It isn’t made too clear what Luthor actually wants from Batman and Superman, or anyone else; he just seems to want them all to fight for his enjoyment as far I can tell. The film does try to show the angst between the characters, but it doesn’t really succeed – especially in a dream sequence. The dream sequence sums up a lot of what Batman v Superman gets right and wrong. It doesn’t really add anything, but it looks nice. Director Zack Snyder is a good visual artist, but not a great director. Dawn of Justice is inconsistent; it’s a film that lacks focus, trying to take us to the next big set-piece, despite never really giving much thought how or why.
Thankfully, I enjoyed the set-pieces. The effects were great, it sounded great and most-importantly, you felt the power emanating from Superman and Batman. Choreography in the film was excellent, rivalling the best in the genre – did I mention the scene of Batman taking out thugs in an apartment building? But what gave me goosebumps more than anything was when Wonder Woman turned up, kicking ass and taking names. Gal Gadot played Wonder Woman excellently, even if it was just a brief appearance; it makes me excited to see her standalone movie when it releases.
But better than the set-pieces and Wonder Woman? The score. Hans Zimmer’s score is pitch-perfect. It gives the film a power that would’ve been lacking in its countless duller moments and disparate events. It’s a shame he won’t score another superhero movie, because he outdid himself with this one – particularly Wonder Woman’s theme.
It’s a shame that the few excellent moments are dragged down by a long runtime, filled with brooding and oddly misplaced jokes from the larger cast. The plot feels incomplete too, with scenes seemingly just taking place one after the other, with not a lot of thought between them. Snyder proclaimed that they made around two-and-a-half hours of cuts, and it shows.

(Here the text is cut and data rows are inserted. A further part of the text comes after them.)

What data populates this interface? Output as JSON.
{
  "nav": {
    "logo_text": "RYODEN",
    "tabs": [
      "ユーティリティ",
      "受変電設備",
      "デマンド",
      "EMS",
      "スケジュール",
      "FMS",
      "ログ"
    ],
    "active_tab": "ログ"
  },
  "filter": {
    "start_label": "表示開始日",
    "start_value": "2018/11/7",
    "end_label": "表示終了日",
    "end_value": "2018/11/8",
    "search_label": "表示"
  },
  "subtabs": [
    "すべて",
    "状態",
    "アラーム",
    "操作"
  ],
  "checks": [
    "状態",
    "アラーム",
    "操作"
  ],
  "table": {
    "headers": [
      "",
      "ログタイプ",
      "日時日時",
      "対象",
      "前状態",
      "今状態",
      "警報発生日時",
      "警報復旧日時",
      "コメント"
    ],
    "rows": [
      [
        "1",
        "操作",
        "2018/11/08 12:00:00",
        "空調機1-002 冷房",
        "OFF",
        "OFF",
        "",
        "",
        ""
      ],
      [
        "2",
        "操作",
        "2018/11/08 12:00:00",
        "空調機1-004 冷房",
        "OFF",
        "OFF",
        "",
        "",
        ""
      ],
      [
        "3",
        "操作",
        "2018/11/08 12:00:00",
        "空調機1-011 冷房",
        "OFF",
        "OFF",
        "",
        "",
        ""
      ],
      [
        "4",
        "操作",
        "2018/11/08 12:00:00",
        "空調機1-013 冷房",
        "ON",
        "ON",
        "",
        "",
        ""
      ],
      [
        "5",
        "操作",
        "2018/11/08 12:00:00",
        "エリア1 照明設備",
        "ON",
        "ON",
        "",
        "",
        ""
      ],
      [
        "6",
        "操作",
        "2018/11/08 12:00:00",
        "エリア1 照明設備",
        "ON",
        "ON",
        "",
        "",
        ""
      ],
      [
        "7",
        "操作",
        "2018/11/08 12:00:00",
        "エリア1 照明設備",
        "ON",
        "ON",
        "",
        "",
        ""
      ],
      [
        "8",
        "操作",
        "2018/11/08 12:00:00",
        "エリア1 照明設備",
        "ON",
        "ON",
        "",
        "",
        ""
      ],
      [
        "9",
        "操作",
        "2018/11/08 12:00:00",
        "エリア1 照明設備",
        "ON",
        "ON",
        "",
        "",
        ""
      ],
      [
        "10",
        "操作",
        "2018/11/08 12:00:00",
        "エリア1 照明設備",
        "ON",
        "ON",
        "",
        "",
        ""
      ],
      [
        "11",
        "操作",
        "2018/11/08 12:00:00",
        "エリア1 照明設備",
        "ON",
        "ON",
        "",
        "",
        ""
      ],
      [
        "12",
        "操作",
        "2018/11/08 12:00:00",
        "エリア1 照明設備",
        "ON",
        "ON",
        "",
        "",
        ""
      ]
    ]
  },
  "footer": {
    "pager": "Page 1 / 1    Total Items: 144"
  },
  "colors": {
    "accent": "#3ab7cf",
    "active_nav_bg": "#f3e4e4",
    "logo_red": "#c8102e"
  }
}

Batman v Superman: Dawn of Justice feels like it needed a stronger edit and direction, because there is some quality to be found in DC’s dark advert for The Justice League. As an advert, Batman v Superman made me excited about what’s to come.